To further explore the potential of shallow mine heat energy to the energy supply decarbonisation, it is essential to have a good understanding of the subsurface systems. We have used samples from the UKGEOS – Glasgow GGC01 borehole with a scope to characterise the material and explore the fluid migration within the different lithologies (interlayered sandstones and mudstones). The laboratory-scale experimental approach consists of a combined used of X-ray and Neutron Tomographies. These non-destructive tools have different sensitivities and resolutions. X-ray tomography (3D analysis) images have revealed the different lithologies, textural spatial differences due to deposition and natural or lab-induced fractures within the tested material. Individual seams or network of seams, all characterised by lower density material, are visualised in some of the samples. Neutron tomography (3D analysis) images have indicated that these seams absorbed more water after flow experiments in some of the samples. The same observation applies to local patches of low-density material within the samples. We have carried out High Speed Neutron tomography to capture water displacement within samples containing lab-induced fractures during flow experiments (4D analysis). Results have shown that within those samples fracture permeability dominates matrix permeability.
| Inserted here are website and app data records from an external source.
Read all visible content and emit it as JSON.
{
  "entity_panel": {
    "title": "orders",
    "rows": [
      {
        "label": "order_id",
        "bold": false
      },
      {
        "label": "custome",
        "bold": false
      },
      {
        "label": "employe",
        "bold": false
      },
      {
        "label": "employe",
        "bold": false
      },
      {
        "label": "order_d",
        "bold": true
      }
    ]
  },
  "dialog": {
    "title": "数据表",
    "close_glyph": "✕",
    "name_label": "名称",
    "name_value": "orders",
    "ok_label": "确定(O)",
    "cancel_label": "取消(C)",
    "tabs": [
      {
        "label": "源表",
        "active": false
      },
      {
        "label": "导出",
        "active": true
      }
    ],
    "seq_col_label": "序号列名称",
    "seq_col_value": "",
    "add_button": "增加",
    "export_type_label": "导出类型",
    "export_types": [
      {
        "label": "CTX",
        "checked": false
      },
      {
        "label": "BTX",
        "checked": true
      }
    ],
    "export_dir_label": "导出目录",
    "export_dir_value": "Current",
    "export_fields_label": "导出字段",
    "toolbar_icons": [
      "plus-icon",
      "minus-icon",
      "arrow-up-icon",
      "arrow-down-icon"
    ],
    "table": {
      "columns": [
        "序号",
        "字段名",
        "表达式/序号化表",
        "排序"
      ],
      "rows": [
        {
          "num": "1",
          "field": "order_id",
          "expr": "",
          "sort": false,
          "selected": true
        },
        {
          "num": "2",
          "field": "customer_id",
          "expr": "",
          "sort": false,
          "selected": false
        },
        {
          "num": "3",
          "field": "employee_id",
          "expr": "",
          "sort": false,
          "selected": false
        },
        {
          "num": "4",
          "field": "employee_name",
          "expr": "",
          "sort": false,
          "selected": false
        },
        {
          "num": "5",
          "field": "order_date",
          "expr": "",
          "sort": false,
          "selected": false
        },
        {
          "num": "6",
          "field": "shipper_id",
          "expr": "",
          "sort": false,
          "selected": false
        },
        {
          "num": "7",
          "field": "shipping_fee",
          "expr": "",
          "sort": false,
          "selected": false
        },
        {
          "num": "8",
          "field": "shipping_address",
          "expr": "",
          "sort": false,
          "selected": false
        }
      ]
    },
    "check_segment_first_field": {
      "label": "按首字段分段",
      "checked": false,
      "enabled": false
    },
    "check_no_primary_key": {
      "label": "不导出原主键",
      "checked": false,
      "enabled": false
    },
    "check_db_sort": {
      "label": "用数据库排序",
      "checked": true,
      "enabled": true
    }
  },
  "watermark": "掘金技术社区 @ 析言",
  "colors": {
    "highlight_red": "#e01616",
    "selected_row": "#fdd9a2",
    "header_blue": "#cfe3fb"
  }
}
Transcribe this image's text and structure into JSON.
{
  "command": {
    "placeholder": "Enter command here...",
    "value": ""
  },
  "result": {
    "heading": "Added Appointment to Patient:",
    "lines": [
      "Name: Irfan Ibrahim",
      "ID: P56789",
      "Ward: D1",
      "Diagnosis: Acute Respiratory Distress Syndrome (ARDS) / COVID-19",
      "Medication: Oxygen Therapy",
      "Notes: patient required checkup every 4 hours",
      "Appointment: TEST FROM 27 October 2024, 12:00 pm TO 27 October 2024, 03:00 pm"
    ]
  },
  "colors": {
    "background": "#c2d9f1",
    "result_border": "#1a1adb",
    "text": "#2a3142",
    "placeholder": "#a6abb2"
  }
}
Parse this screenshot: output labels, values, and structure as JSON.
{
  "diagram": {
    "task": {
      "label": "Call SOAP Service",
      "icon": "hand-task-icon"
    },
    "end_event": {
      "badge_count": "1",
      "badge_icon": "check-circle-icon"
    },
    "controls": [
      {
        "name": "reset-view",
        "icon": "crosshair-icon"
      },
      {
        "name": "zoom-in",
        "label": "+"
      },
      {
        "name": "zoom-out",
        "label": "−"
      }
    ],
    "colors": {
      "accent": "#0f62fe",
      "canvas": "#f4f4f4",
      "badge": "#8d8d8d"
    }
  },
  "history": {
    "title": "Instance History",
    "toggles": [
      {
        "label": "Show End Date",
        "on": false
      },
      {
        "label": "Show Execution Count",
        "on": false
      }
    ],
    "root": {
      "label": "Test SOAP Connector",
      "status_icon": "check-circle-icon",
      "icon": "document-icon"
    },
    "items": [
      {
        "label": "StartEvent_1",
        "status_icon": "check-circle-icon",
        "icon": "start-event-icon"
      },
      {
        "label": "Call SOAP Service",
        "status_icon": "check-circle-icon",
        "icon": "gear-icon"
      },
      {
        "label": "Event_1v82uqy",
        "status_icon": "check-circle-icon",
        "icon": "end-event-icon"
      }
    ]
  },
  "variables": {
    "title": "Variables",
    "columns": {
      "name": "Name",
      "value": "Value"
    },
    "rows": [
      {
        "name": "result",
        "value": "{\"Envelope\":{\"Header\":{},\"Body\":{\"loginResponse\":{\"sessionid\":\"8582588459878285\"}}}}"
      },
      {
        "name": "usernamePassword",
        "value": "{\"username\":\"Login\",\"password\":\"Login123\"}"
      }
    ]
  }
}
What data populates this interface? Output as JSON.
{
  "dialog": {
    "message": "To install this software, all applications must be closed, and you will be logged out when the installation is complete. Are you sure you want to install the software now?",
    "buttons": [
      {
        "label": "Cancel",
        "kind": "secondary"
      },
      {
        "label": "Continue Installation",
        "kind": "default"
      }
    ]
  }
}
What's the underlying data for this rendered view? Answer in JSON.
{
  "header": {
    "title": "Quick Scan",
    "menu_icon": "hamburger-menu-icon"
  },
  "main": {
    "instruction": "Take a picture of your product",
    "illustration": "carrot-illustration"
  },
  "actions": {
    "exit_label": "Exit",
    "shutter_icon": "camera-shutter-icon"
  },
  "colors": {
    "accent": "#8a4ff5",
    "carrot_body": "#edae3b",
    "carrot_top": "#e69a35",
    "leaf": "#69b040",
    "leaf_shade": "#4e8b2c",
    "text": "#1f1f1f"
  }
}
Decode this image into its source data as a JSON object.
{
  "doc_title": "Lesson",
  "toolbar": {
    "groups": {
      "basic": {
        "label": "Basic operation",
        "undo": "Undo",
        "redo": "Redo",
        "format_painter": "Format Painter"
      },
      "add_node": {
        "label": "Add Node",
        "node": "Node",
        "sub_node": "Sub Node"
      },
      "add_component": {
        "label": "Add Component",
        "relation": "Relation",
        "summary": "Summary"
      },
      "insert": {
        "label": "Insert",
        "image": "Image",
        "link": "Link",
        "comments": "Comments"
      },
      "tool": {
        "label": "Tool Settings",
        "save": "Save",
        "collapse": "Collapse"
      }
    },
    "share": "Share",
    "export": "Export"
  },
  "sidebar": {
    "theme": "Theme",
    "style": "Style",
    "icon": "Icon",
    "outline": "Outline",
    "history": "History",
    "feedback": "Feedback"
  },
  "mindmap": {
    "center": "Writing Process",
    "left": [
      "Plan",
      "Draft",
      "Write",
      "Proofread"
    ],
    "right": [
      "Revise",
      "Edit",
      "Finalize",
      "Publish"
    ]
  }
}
|Publication status||Published - 17 Mar 2022|
|Event||2022 Mine Water Energy Symposium: Mine water heating, cooling and thermal storage: towards widespread deployment - |
Duration: 16 Mar 2022 → 17 Mar 2022
|Workshop||2022 Mine Water Energy Symposium|
|Period||16/03/22 → 17/03/22|
- Neutron Tomography